The Building History of Elsdon Tower and House
Whilst most of the older published sources (e.g. Parker 1853, 201-2) ascribe the tower a 14th century date, an examination of its form and fabric, and a comparison with other Northumberland towers, suggests that this is unlikely. Whilst the 1415 list shows that there was a rectorial tower here, it is unlikely that it is the present building, although there is one feature - the recently re-opened doorway at first-floor level, which may be of 15th century date. Its awkward relationship withe the present fabric - it is difficult to see how the door which it contained could have opened within the closet into which it now opens - suggests that it is a remnant, apparently in situ, of an older building of quite different form.
The majority of the earlier (i.e. later 14th and 15th century) towers in Northumberland, or at least in the southern half of the county, appear to have served as solar towers to attached hall blocks (cf Corbridge Low Hall, East Shaftoe, Halton, Shortflatt, Welton,and almost certainly Belsay). The medieval tower at Elsdon may have been a solar tower of precisely this type; it is possible that the doorway in question gave access to an adjacent tower block. However the tower in its present form is clearly an example of a solitary tower, more in the Scottish tradition, with a machicolation above the entrance proving there was no adjacent hall block. Such solitary towers are almost always of 'late' date (i.e. 16th century), as at Burradon and Copeland Castle.

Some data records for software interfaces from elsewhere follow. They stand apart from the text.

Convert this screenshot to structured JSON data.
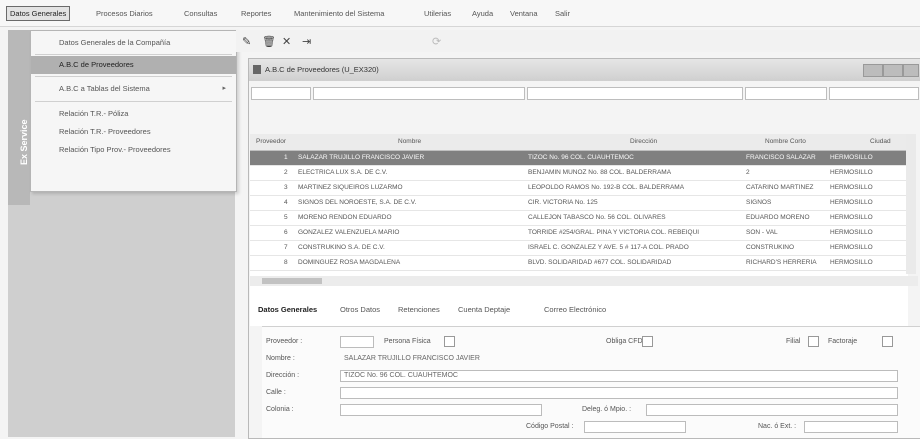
{
  "menu": {
    "items": [
      "Datos Generales",
      "Procesos Diarios",
      "Consultas",
      "Reportes",
      "Mantenimiento del Sistema",
      "Utilerias",
      "Ayuda",
      "Ventana",
      "Salir"
    ]
  },
  "side_strip_label": "Ex Service",
  "dropdown": {
    "items": [
      "Datos Generales de la Compañía",
      "A.B.C de Proveedores",
      "A.B.C a Tablas del Sistema",
      "Relación T.R.- Póliza",
      "Relación T.R.- Proveedores",
      "Relación Tipo Prov.- Proveedores"
    ],
    "submenu_arrow": "▸"
  },
  "window": {
    "title": "A.B.C de Proveedores (U_EX320)"
  },
  "grid": {
    "headers": [
      "Proveedor",
      "Nombre",
      "Dirección",
      "Nombre Corto",
      "Ciudad"
    ],
    "rows": [
      {
        "num": "1",
        "nombre": "SALAZAR TRUJILLO FRANCISCO JAVIER",
        "direccion": "TIZOC No. 96 COL. CUAUHTEMOC",
        "corto": "FRANCISCO SALAZAR",
        "ciudad": "HERMOSILLO"
      },
      {
        "num": "2",
        "nombre": "ELECTRICA LUX S.A. DE C.V.",
        "direccion": "BENJAMIN MUÑOZ No. 88 COL. BALDERRAMA",
        "corto": "2",
        "ciudad": "HERMOSILLO"
      },
      {
        "num": "3",
        "nombre": "MARTINEZ SIQUEIROS LUZARMO",
        "direccion": "LEOPOLDO RAMOS No. 192-B COL. BALDERRAMA",
        "corto": "CATARINO MARTINEZ",
        "ciudad": "HERMOSILLO"
      },
      {
        "num": "4",
        "nombre": "SIGNOS DEL NOROESTE, S.A. DE C.V.",
        "direccion": "CIR. VICTORIA No. 125",
        "corto": "SIGNOS",
        "ciudad": "HERMOSILLO"
      },
      {
        "num": "5",
        "nombre": "MORENO RENDON EDUARDO",
        "direccion": "CALLEJON TABASCO No. 56 COL. OLIVARES",
        "corto": "EDUARDO MORENO",
        "ciudad": "HERMOSILLO"
      },
      {
        "num": "6",
        "nombre": "GONZALEZ VALENZUELA MARIO",
        "direccion": "TORRIDE #254/GRAL. PIÑA Y VICTORIA COL. REBEIQUI",
        "corto": "SON - VAL",
        "ciudad": "HERMOSILLO"
      },
      {
        "num": "7",
        "nombre": "CONSTRUKINO S.A. DE C.V.",
        "direccion": "ISRAEL C. GONZALEZ Y AVE. 5 # 117-A COL. PRADO",
        "corto": "CONSTRUKINO",
        "ciudad": "HERMOSILLO"
      },
      {
        "num": "8",
        "nombre": "DOMINGUEZ ROSA MAGDALENA",
        "direccion": "BLVD. SOLIDARIDAD #677 COL. SOLIDARIDAD",
        "corto": "RICHARD'S HERRERIA",
        "ciudad": "HERMOSILLO"
      }
    ]
  },
  "tabs": [
    "Datos Generales",
    "Otros Datos",
    "Retenciones",
    "Cuenta Deptaje",
    "Correo Electrónico"
  ],
  "form": {
    "proveedor_label": "Proveedor :",
    "persona_fisica_label": "Persona Física",
    "obliga_cfdi_label": "Obliga CFDI",
    "filial_label": "Filial",
    "factoraje_label": "Factoraje",
    "nombre_label": "Nombre :",
    "nombre_value": "SALAZAR TRUJILLO FRANCISCO JAVIER",
    "direccion_label": "Dirección :",
    "direccion_value": "TIZOC No. 96 COL. CUAUHTEMOC",
    "calle_label": "Calle :",
    "colonia_label": "Colonia :",
    "deleg_label": "Deleg. ó Mpio. :",
    "codigo_postal_label": "Código Postal :",
    "nac_label": "Nac. ó Ext. :"
  }
}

The fabric of the tower, rubble with elongate roughly-shaped quoins, is quite consistent with this date, suggesting that the earlier building must have been virtually rebuilt, and perhaps entirely re-faced. The present external wall fabric is similar to that seen in many strong houses and bastles, eg Woodhouses Bastle of 1602; by contrast most 14th and 15th century towers are constructed of squared stone laid in quite regular courses (e.g. Hepple Tower). Apart from the above-mentioned doorway, all the other ancient architectural features of the tower are very plain - simple square-headed openings with chamfered surrounds - and could well fit with a date in the second half of the 16th century.
The tower, as rebuilt, would appear to have originally had three floors, and perhaps a caphouse. The basement would be used for stabling or storage, with the principal living apartment or hall on the first floor, perhaps provided with a fireplace at its west end, and a garderobe on the south.
The second floor would house the owner's private apartments, or solar; at roof level there may have been a caphouse, perhaps with a room for a watchman (cf Shortflatt Tower). The fact that the original window in the east end of the basement is set so much higher up the wall than that in the west end suggests that the latter face of the tower must have been enclosed within some form of defensible enclosure, any evidence of which has been erased by two centuries of gardening and landscaping.
The earlier post-medieval alterations to the tower are not easy to interpret in detail. Within a century or so of the rebuilding of the tower in its present form an additional floor was inserted, technically within the caphouse. Hodgson's account of 'two low rooms' above the second floor appears to refer to this insertion (there is no evidence for the provision of any further doorway at this level from the newel stair).
Each 'room' is said to have been divided in four chambers, which must have been rather cramped. The rather confused structural evidence of the east end of the caphouse is not easy to interpret, but the fact that the wall clearly post-dates the remains of the original stair-head doorway, and yet apparently contains sockets for a roof pre-dating the present one, suggests either that the original caphouse was a secondary feature, or that there was an earlier rebuilding prior to the late 18th century changes.
The present second-floor arrangements probably date to the Rev Dutens' occupation; their Gothick decoration suggests a date in the 1780s or 1790s, and is an interesting example of antiquarian response to an ancient building, calling to mind the rather better-quality plasterwork of 1778-9 in the medieval tower at Hulne Friary, associated with the 'improvement' of this site by Robert Adam and Capability Brown. It seems likely that the caphouse was more or less completely rebuilt at this time; the heightened sections of the parapets, and their heraldic panels, may be of the same date; 19th century antiquaries clearly believed the southern panel to be a genuine medieval feature, but this would seem open to doubt (it does show a greater degree of weathering to that on the north, although this could be explained by physical factors).
It is to Singleton's more wide ranging reconstruction that we owe the present form of the house; the interest in antique heraldry was clearly maintained (if not a little overdone) in the plasterwork of the new entrance vestibule, and on the first floor of the tower. This first floor decoration has been ascribed to Dutens (Pevsner et al 2001, 268) but it seems more likely to be later, as Hodgson's account makes it clear that prior to Singleton this floor served as kitchen and servants' quarters, unlikely candidates for heraldic decoration.
As already outlined, the remodelling and extension of the ranges attached to the tower seems to have taken place in several phases during both Dutens' and Singleton's occupancy.